[Stored items]
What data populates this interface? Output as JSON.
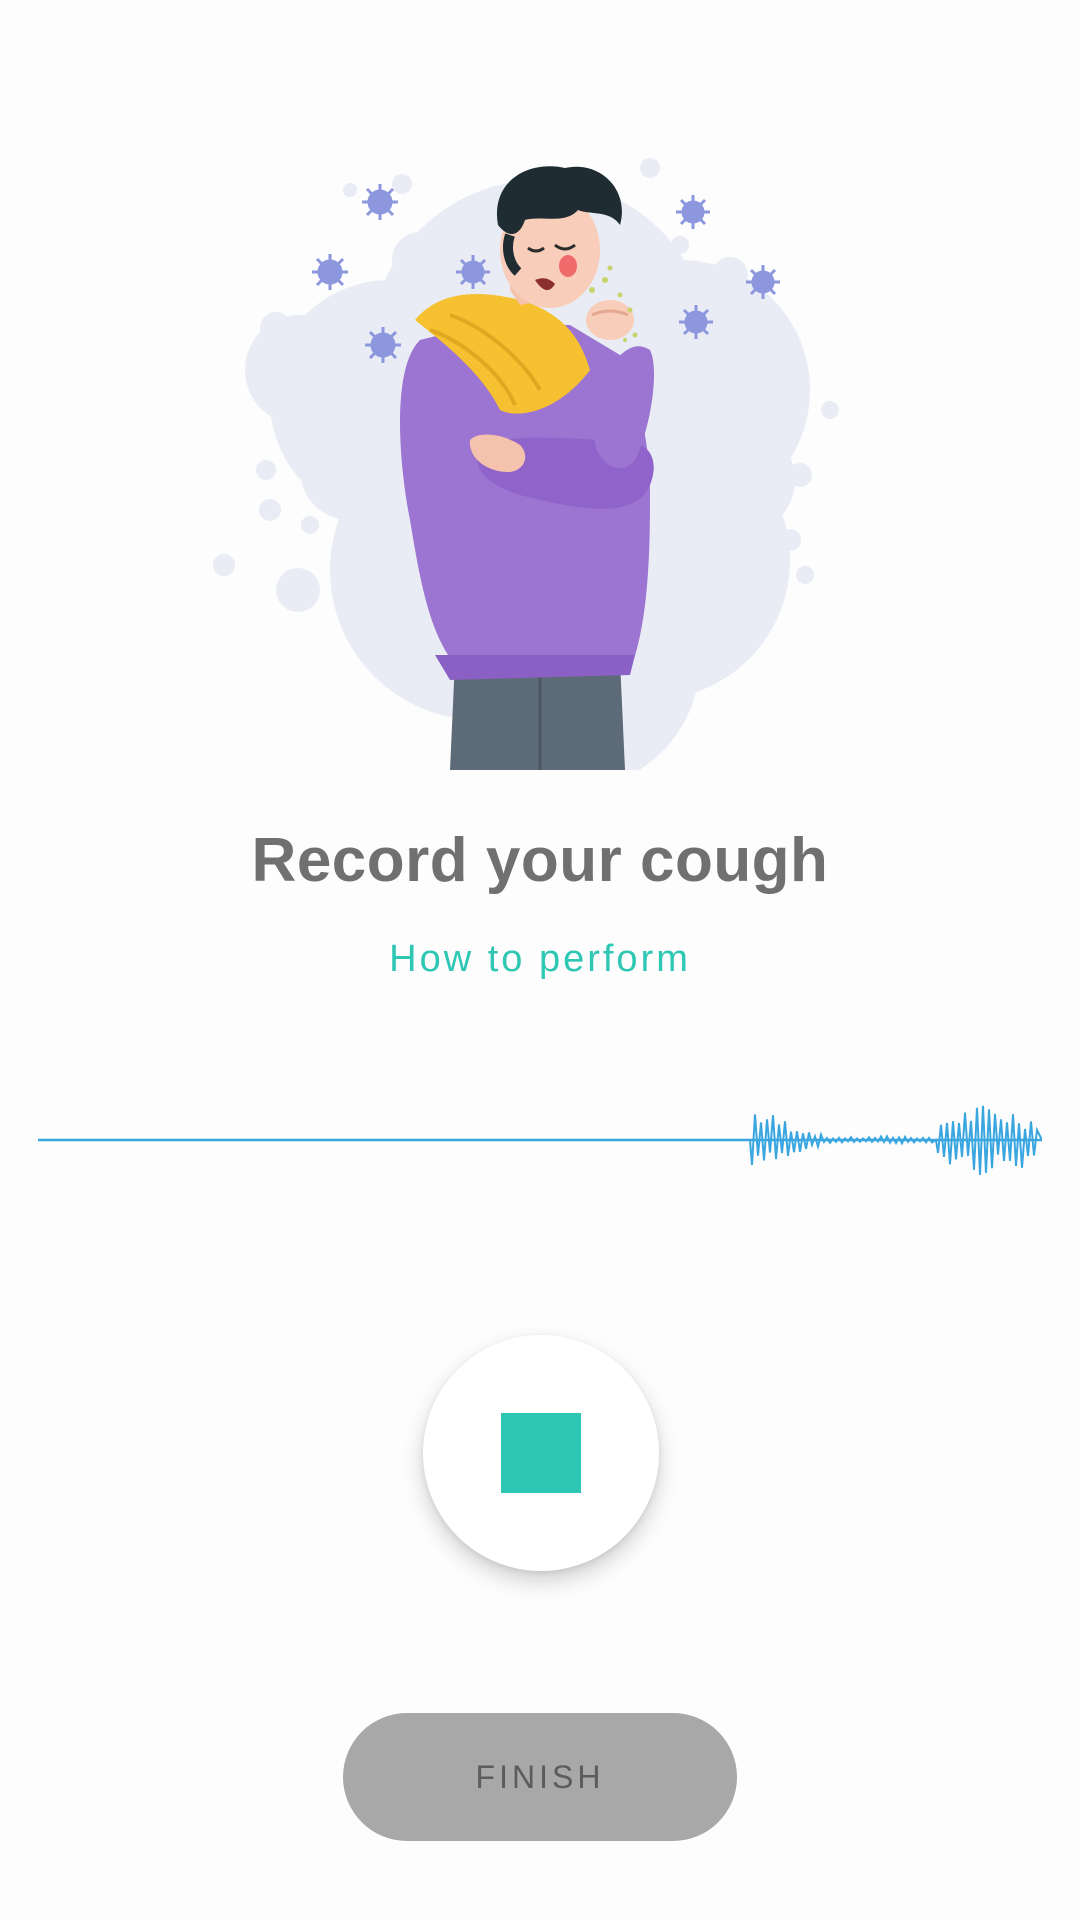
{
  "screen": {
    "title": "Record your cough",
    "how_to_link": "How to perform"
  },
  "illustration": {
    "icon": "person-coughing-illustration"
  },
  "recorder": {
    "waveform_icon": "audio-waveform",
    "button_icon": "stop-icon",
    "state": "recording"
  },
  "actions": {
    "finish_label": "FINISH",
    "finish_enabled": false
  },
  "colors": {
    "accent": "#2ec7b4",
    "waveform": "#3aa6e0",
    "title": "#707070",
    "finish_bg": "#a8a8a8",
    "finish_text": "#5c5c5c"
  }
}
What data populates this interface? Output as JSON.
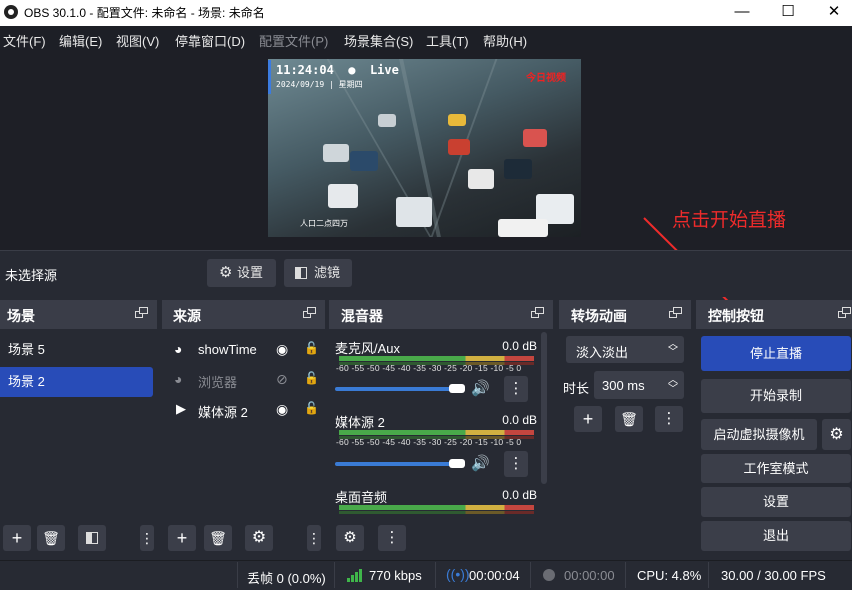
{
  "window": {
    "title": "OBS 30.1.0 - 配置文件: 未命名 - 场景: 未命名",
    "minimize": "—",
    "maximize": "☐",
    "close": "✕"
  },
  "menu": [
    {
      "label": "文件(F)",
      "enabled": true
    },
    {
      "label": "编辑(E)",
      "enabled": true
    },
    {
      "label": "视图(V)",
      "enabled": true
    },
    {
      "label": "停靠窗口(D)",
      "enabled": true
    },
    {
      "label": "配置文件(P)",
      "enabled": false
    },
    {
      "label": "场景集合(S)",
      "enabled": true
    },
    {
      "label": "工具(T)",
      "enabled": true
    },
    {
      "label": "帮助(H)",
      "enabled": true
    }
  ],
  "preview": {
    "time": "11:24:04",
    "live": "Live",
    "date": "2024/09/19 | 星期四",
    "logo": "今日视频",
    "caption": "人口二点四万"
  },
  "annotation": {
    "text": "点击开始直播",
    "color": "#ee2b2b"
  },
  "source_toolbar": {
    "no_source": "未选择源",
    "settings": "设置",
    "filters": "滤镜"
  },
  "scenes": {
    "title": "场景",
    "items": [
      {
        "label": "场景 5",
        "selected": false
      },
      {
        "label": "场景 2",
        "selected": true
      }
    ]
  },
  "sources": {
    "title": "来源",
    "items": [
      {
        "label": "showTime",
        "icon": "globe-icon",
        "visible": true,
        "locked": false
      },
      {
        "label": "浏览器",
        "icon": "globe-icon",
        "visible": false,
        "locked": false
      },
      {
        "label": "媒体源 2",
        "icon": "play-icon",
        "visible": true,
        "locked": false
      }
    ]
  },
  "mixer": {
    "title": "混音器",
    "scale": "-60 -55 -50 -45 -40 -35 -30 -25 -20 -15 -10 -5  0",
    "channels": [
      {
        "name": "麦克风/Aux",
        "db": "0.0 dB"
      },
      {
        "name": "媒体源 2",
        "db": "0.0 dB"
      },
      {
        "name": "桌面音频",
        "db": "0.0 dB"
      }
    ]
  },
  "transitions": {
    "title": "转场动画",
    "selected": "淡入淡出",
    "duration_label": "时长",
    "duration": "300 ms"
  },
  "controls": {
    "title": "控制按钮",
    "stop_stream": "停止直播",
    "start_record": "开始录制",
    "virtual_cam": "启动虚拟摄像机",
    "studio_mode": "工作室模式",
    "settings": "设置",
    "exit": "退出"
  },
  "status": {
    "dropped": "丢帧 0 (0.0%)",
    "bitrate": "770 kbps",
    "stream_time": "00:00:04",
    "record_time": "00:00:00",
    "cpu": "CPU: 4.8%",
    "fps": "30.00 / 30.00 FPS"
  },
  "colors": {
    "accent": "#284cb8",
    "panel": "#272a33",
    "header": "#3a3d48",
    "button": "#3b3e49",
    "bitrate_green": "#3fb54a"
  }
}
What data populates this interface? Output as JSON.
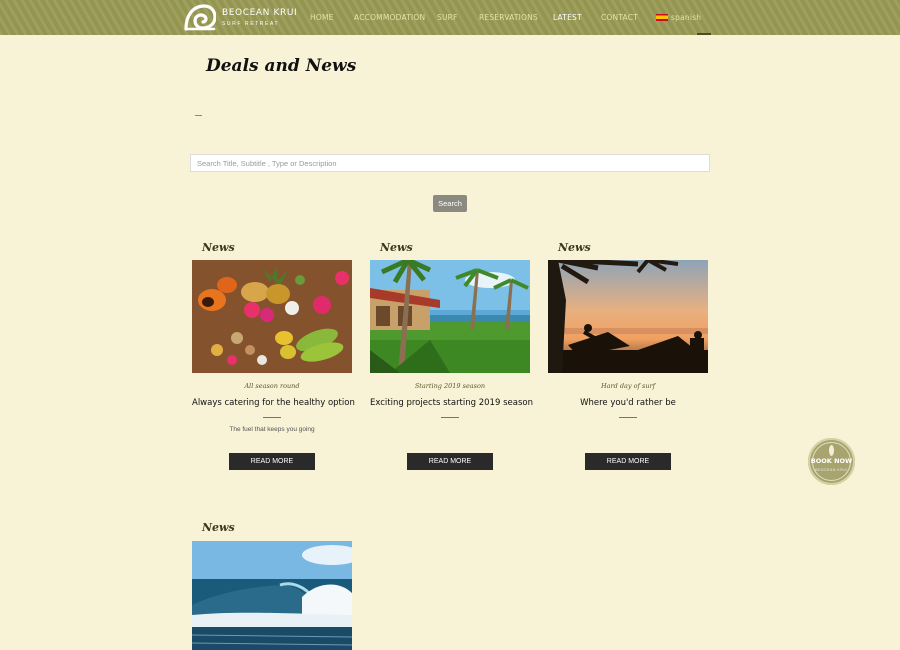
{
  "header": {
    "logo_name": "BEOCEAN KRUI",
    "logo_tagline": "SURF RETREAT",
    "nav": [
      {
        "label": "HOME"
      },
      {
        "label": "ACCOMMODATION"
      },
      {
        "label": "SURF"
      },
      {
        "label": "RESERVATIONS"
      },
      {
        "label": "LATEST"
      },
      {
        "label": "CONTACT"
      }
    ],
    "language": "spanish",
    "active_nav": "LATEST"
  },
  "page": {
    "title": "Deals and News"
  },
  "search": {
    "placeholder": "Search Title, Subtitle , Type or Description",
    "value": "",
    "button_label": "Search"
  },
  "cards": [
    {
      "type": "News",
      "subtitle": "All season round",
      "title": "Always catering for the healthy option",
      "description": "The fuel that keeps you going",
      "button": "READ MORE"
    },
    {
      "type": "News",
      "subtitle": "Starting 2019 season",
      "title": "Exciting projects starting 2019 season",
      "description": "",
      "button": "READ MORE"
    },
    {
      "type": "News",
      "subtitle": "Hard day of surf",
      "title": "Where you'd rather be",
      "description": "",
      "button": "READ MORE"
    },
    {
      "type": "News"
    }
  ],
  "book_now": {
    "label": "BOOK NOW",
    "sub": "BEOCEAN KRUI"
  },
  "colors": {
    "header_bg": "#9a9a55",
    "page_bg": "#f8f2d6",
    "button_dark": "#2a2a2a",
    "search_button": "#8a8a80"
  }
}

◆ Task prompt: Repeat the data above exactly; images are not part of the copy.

◆ Output for this task:
What data populates this interface? Output as JSON.
{
  "screen": {
    "title": "Record your cough",
    "how_to_link": "How to perform"
  },
  "illustration": {
    "icon": "person-coughing-illustration"
  },
  "recorder": {
    "waveform_icon": "audio-waveform",
    "button_icon": "stop-icon",
    "state": "recording"
  },
  "actions": {
    "finish_label": "FINISH",
    "finish_enabled": false
  },
  "colors": {
    "accent": "#2ec7b4",
    "waveform": "#3aa6e0",
    "title": "#707070",
    "finish_bg": "#a8a8a8",
    "finish_text": "#5c5c5c"
  }
}
What data populates this interface? Output as JSON.
{
  "window": {
    "title": "OBS 30.1.0 - 配置文件: 未命名 - 场景: 未命名",
    "minimize": "—",
    "maximize": "☐",
    "close": "✕"
  },
  "menu": [
    {
      "label": "文件(F)",
      "enabled": true
    },
    {
      "label": "编辑(E)",
      "enabled": true
    },
    {
      "label": "视图(V)",
      "enabled": true
    },
    {
      "label": "停靠窗口(D)",
      "enabled": true
    },
    {
      "label": "配置文件(P)",
      "enabled": false
    },
    {
      "label": "场景集合(S)",
      "enabled": true
    },
    {
      "label": "工具(T)",
      "enabled": true
    },
    {
      "label": "帮助(H)",
      "enabled": true
    }
  ],
  "preview": {
    "time": "11:24:04",
    "live": "Live",
    "date": "2024/09/19 | 星期四",
    "logo": "今日视频",
    "caption": "人口二点四万"
  },
  "annotation": {
    "text": "点击开始直播",
    "color": "#ee2b2b"
  },
  "source_toolbar": {
    "no_source": "未选择源",
    "settings": "设置",
    "filters": "滤镜"
  },
  "scenes": {
    "title": "场景",
    "items": [
      {
        "label": "场景 5",
        "selected": false
      },
      {
        "label": "场景 2",
        "selected": true
      }
    ]
  },
  "sources": {
    "title": "来源",
    "items": [
      {
        "label": "showTime",
        "icon": "globe-icon",
        "visible": true,
        "locked": false
      },
      {
        "label": "浏览器",
        "icon": "globe-icon",
        "visible": false,
        "locked": false
      },
      {
        "label": "媒体源 2",
        "icon": "play-icon",
        "visible": true,
        "locked": false
      }
    ]
  },
  "mixer": {
    "title": "混音器",
    "scale": "-60 -55 -50 -45 -40 -35 -30 -25 -20 -15 -10 -5  0",
    "channels": [
      {
        "name": "麦克风/Aux",
        "db": "0.0 dB"
      },
      {
        "name": "媒体源 2",
        "db": "0.0 dB"
      },
      {
        "name": "桌面音频",
        "db": "0.0 dB"
      }
    ]
  },
  "transitions": {
    "title": "转场动画",
    "selected": "淡入淡出",
    "duration_label": "时长",
    "duration": "300 ms"
  },
  "controls": {
    "title": "控制按钮",
    "stop_stream": "停止直播",
    "start_record": "开始录制",
    "virtual_cam": "启动虚拟摄像机",
    "studio_mode": "工作室模式",
    "settings": "设置",
    "exit": "退出"
  },
  "status": {
    "dropped": "丢帧 0 (0.0%)",
    "bitrate": "770 kbps",
    "stream_time": "00:00:04",
    "record_time": "00:00:00",
    "cpu": "CPU: 4.8%",
    "fps": "30.00 / 30.00 FPS"
  },
  "colors": {
    "accent": "#284cb8",
    "panel": "#272a33",
    "header": "#3a3d48",
    "button": "#3b3e49",
    "bitrate_green": "#3fb54a"
  }
}
What data populates this interface? Output as JSON.
{
  "header": {
    "logo_name": "BEOCEAN KRUI",
    "logo_tagline": "SURF RETREAT",
    "nav": [
      {
        "label": "HOME"
      },
      {
        "label": "ACCOMMODATION"
      },
      {
        "label": "SURF"
      },
      {
        "label": "RESERVATIONS"
      },
      {
        "label": "LATEST"
      },
      {
        "label": "CONTACT"
      }
    ],
    "language": "spanish",
    "active_nav": "LATEST"
  },
  "page": {
    "title": "Deals and News"
  },
  "search": {
    "placeholder": "Search Title, Subtitle , Type or Description",
    "value": "",
    "button_label": "Search"
  },
  "cards": [
    {
      "type": "News",
      "subtitle": "All season round",
      "title": "Always catering for the healthy option",
      "description": "The fuel that keeps you going",
      "button": "READ MORE"
    },
    {
      "type": "News",
      "subtitle": "Starting 2019 season",
      "title": "Exciting projects starting 2019 season",
      "description": "",
      "button": "READ MORE"
    },
    {
      "type": "News",
      "subtitle": "Hard day of surf",
      "title": "Where you'd rather be",
      "description": "",
      "button": "READ MORE"
    },
    {
      "type": "News"
    }
  ],
  "book_now": {
    "label": "BOOK NOW",
    "sub": "BEOCEAN KRUI"
  },
  "colors": {
    "header_bg": "#9a9a55",
    "page_bg": "#f8f2d6",
    "button_dark": "#2a2a2a",
    "search_button": "#8a8a80"
  }
}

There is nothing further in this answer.